With the score tied and two out in the fifth inning and runners on second and third base, Miguel Cabrera stepped to the plate to face Colby Lewis. The Rangers starter got ahead in the count 0-2, with back to back 4-seam fastballs in the strike zone. His third pitch was belt high to Cabrera, but about six inches outside the zone. Nonetheless, Big Mig smacked the pitch down the right field line, scoring Austin Jackson to give the Tigers the lead and increase Detroit’s probability of winning by 14.4%.

The Biggest Disappointment Of The Game

The Rangers hit three straight singles to start the game tonight, but after scoring only a single run on what were mainly softly hit bloops, Michael Young hit into a double play to decrease the Rangers win probability added by 9.1%. Over the course of the game, Young cost his team 16.8% in WPA.

The Shamsky Award

Named after Art Shamsky, who single handedly increased the Cincinnati Reds’ chances of winning by 150.3% in a losing effort during a game in 1966, The Shamsky Award is given to the player on the losing team who contributes the most to them winning.

Ian Kinsler went two for four in a losing effort, driving in a run and scoring one as well. He increased the probability of the Rangers winning by 11.5%

The Aggravating Thing That The Managers Did

Jim Leyland put five right handed batters in his lineup tonight, including the leadoff spot, the three hole and clean up. Against Colby Lewis, right handed hitters had a slash line of  .204/.237/.378 this year. That’s why it wasn’t such a bad call to pitch to Miguel Cabrera in the fifth inning.

The Statistics You Won’t Believe

Lucky Doug Fister had a .272 BABIP during the regular season, but Colby Lewis’ .265 BABIP was the ninth lowest in the American League.

Lewis is just the second Rangers starter to record an out in the sixth inning this postseason. The first? Colby Lewis against Tampa Bay.

From tonight’s Rangers lineup, only Yorvit Torrealba and Elvis Andrus had worse isolated power numbers than clean up hitter Michael Young.

The Best New Nickname To Come Out Of The Game

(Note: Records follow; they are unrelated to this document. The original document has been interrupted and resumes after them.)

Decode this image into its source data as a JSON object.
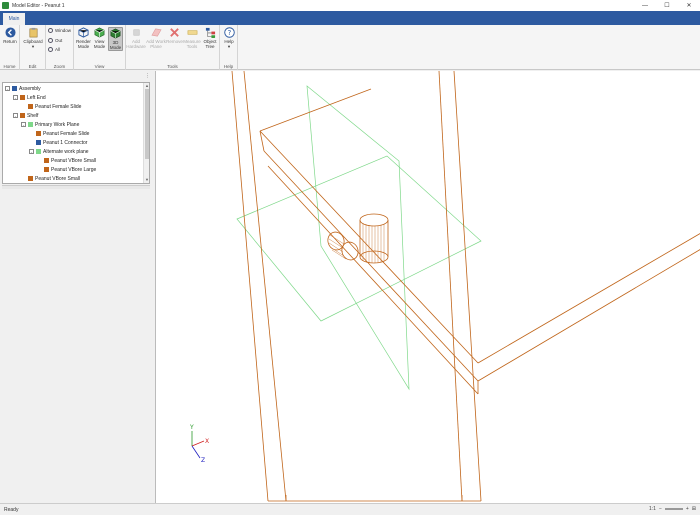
{
  "window": {
    "title": "Model Editor - Peanut 1",
    "minimize": "—",
    "maximize": "☐",
    "close": "✕"
  },
  "tabs": {
    "main": "Main"
  },
  "ribbon": {
    "home": {
      "label": "Home",
      "return_label": "Return"
    },
    "edit": {
      "label": "Edit",
      "clipboard_label": "Clipboard"
    },
    "zoom": {
      "label": "Zoom",
      "window_label": "Window",
      "out_label": "Out",
      "all_label": "All"
    },
    "view": {
      "label": "View",
      "render_mode_label": "Render Mode",
      "view_mode_label": "View Mode",
      "mode_3d_label": "3D Mode"
    },
    "tools": {
      "label": "Tools",
      "add_hardware_label": "Add Hardware",
      "add_work_plane_label": "Add Work Plane",
      "remove_label": "Remove",
      "measure_tools_label": "Measure Tools",
      "object_tree_label": "Object Tree"
    },
    "help": {
      "label": "Help",
      "help_label": "Help"
    }
  },
  "tree": {
    "items": [
      {
        "label": "Assembly",
        "depth": 0,
        "expander": "-"
      },
      {
        "label": "Left End",
        "depth": 1,
        "expander": "-"
      },
      {
        "label": "Peanut Female Slide",
        "depth": 2,
        "expander": ""
      },
      {
        "label": "Shelf",
        "depth": 1,
        "expander": "-"
      },
      {
        "label": "Primary Work Plane",
        "depth": 2,
        "expander": "-"
      },
      {
        "label": "Peanut Female Slide",
        "depth": 3,
        "expander": ""
      },
      {
        "label": "Peanut 1 Connector",
        "depth": 3,
        "expander": ""
      },
      {
        "label": "Alternate work plane",
        "depth": 3,
        "expander": "-"
      },
      {
        "label": "Peanut VBore Small",
        "depth": 4,
        "expander": ""
      },
      {
        "label": "Peanut VBore Large",
        "depth": 4,
        "expander": ""
      },
      {
        "label": "Peanut VBore Small",
        "depth": 2,
        "expander": ""
      }
    ]
  },
  "axes": {
    "x": "X",
    "y": "Y",
    "z": "Z"
  },
  "status": {
    "text": "Ready",
    "zoom": "1:1"
  },
  "colors": {
    "accent": "#2d5aa0",
    "model": "#c0651a",
    "plane": "#7fd88a"
  }
}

I like Drew Fairservice’s Miguel “Up With Two Down” Cabrera. I just wish it had been more apt tonight.

Carefully Selected Quote Cliche Of The Game

From Baseball Prospectus, today, we’ll go with Michael Young, who went zero for four tonight with a strikeout:

When it comes to my at-bats, I should have done a better job. He kept us off balance. You’ve just got to tip your cap.

Stray Observations Of The Game

Within minutes of tonight’s broadcast starting I already missed Terry Francona. At one point, Tim McCarver informed the viewers of his surprise over Ian Kinsler being on his way to becoming a budding star. A budding star. Ian Kinsler, who was the Rangers best player this season.

Things didn’t get much better for the FOX broadcast as McCarver and Joe Buck talked about Rick Porcello’s start tomorrow while David Pauley was onscreen.

Remember when Austin Jackson actually got on base (twice) (three times)?

Watching Adrian Beltre run is almost as painful for the viewer as it is for Beltre.

What a goddamn showboat that Victor Martinez is. Take your time rounding the bases on that home run, why don’t you?

I completely understand why Colby Lewis would pitch to Miguel Cabrera in the fifth inning. Right handed batters hit .208 against him this season, striking out in almost a quarter of their at bats.

When Adrian Beltre ended the fifth with an eventual force out at third, I knew I’d seen it before.

I really wish Koji Uehara was pitching better for the Rangers than he has. I liked it much better when he was underrated and not just a middling reliever having difficulty keeping the ball in the park.

Something I never really appreciated before: the movement on Joaquin Benoit’s changeup. It spins and spins and spins itself to the plate.

Benoit is a better pitcher than Jose Valverde, right?